Page 1:Premium Pentium 4 Motherboards, Part 1: The nForce4 Faction
Page 2:Where Things Stand
Page 3:Hardware Configuration
Page 4:Gigabyte GA-8N-SLI Royal
Page 5:Gigabyte GA-8N-SLI Royal, Continued
Page 6:Jetway 775GT4-SLI
Page 7:Jetway 775GT4-SLI, Continued
Page 8:MSI P4N Diamond
Page 9:MSI P4N Diamond, Continued
Page 10:Test Setup
Page 11:Benchmark Results
Page 14:Summary: Good Concepts Deliver Good Results
Anybody who chooses a well-outfitted Intel system nowadays should be prepared to spend some money on its various components. A good machine calls not just for a well-equipped motherboard but speedy RAM as well; for a 955X or nForce4 motherboard, this means DDR2-667. But where fast timings increase memory throughput by only a few percent, they can nearly double the prices you'll pay. Still, if you're considering overclocking your system, your RAM should be ready to do likewise - any savvy reseller will be glad to help you pick out compatible DIMMs for such a system.
Two 512 MB modules are the bare minimum for today's active PC users. It's better to buy DIMMs in pairs anyway, so as to get best use from dual-channel memory architectures, which can nearly double throughput - at least in theory. In practice, you'll improve performance by at least a couple of percentage points, and at no added cost.
Don't forget the hard disks, either. Not everybody needs a 400 GB drive, but whatever hard disk models are the newest at any given moment are also likely to be the fastest in their class as well. Important numbers to consider include data transfer rates and disk access times, as well as support for enhanced functionality such as Native Command Queuing (NCQ). This last feature lets the drive execute read and write requests in the optimal order for best performance.
If you really want to go full out, we recommend Western Digital's WD740 Raptor drives. In contrast to the more usual 7,200 RPM rate at which most hard disks operate, these run at 10,000 RPM; this extra speed can make a noticeable difference in performance when hard disk speed matters. You pay for the speed of course; $200+ for 74 GB is not cheap by any means. For the same money you can buy a 7,200 RPM 300 GB SATA-II drive with change left over.
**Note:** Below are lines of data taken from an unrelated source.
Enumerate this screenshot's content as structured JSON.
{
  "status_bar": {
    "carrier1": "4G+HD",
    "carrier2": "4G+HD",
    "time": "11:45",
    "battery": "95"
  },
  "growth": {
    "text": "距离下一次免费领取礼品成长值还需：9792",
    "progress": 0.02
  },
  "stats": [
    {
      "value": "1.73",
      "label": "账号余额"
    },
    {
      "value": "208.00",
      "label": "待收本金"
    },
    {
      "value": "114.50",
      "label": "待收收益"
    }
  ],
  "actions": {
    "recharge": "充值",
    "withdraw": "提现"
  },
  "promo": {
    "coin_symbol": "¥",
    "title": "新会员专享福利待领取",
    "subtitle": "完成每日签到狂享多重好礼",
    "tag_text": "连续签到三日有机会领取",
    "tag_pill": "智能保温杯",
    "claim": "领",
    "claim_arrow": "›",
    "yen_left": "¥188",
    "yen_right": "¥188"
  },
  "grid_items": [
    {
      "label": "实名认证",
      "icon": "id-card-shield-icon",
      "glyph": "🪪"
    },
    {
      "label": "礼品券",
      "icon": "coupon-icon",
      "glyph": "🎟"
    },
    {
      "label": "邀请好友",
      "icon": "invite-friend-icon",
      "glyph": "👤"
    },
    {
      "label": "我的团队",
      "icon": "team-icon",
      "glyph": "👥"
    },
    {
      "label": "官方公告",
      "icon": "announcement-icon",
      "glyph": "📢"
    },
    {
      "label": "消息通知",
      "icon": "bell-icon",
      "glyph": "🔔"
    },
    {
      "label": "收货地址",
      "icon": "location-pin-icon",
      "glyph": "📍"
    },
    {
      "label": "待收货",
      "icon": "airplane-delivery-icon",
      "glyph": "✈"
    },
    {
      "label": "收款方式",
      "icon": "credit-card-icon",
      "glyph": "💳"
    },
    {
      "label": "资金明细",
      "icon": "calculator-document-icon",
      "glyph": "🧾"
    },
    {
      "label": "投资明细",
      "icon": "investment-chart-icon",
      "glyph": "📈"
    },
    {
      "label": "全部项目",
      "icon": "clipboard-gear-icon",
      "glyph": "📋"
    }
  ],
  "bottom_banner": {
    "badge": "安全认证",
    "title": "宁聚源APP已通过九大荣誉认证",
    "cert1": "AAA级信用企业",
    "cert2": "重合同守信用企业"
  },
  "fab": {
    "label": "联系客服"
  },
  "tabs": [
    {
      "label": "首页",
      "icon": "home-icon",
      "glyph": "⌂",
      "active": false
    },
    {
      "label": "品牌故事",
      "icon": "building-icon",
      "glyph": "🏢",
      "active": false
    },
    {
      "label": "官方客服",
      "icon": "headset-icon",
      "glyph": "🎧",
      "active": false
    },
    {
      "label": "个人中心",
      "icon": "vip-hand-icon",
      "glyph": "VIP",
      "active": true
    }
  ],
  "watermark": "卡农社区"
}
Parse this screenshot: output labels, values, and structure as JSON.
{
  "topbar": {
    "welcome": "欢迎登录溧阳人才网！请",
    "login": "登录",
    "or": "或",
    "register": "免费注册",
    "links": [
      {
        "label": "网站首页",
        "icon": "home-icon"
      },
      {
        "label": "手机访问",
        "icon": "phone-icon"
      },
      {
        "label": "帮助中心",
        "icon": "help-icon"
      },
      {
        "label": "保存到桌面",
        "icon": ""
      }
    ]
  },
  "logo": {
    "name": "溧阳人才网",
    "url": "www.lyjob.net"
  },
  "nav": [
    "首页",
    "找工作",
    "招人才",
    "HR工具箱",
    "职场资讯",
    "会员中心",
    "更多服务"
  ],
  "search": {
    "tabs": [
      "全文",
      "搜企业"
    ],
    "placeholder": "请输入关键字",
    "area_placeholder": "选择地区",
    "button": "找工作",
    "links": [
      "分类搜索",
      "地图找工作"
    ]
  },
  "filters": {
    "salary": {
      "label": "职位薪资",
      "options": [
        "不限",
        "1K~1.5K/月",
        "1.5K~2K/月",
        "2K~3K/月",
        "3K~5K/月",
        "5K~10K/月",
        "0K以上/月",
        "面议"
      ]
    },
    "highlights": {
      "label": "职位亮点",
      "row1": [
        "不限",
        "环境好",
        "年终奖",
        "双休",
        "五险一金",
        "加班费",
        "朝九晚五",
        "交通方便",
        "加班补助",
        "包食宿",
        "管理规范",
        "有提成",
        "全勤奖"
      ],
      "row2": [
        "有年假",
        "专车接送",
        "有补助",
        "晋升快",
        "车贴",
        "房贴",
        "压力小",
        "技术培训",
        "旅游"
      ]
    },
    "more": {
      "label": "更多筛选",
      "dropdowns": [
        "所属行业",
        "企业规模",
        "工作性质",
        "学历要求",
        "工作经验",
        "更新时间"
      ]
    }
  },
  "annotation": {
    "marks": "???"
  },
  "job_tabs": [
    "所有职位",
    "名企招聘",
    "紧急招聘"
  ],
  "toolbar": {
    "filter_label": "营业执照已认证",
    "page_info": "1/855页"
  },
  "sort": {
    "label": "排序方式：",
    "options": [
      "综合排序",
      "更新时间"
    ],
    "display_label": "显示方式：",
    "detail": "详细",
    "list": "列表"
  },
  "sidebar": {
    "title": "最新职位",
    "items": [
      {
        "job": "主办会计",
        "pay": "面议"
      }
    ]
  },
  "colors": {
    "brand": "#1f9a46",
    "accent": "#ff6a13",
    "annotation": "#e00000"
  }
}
How much money you decide to invest in graphics cards depends in large part on how much real-time 3D support you need. If you only game every now and then, a cheap graphics card for under $100 will probably suffice. In that case, you might want to look at passively cooled models, whose quiet operation may cost a little more but will also soothe your nerves. Ordinary features related to 2D or video handling are so commonplace today as to provide little ground for distinguishing the graphics cards from each other.
As you move up in price from $150 to $600 you gain increasing amounts of 3D capability, to help improve real-time 3D graphics rendering and boost display resolutions in tandem. Buzzwords to watch for here include anisotropic filtering and anti-aliasing.
Those who want to spend even more on graphics need one of the nForce4-based motherboards with the Intel Edition chipset that we're about to cover in this story. These permit the installation and use of two GeForce graphics cards, 6600 GT or better. This doesn't do much for anything except gaming, where it can offer nearly double the performance of single card configurations. You'll find the details about this technology covered in our SLI Tutorial: NVIDIA's Double Graphics Whopper: SLI Comes to Market .
- Premium Pentium 4 Motherboards, Part 1: The nForce4 Faction
- Where Things Stand
- Hardware Configuration
- Gigabyte GA-8N-SLI Royal
- Gigabyte GA-8N-SLI Royal, Continued
- Jetway 775GT4-SLI
- Jetway 775GT4-SLI, Continued
- MSI P4N Diamond
- MSI P4N Diamond, Continued
- Test Setup
- Benchmark Results
- Summary: Good Concepts Deliver Good Results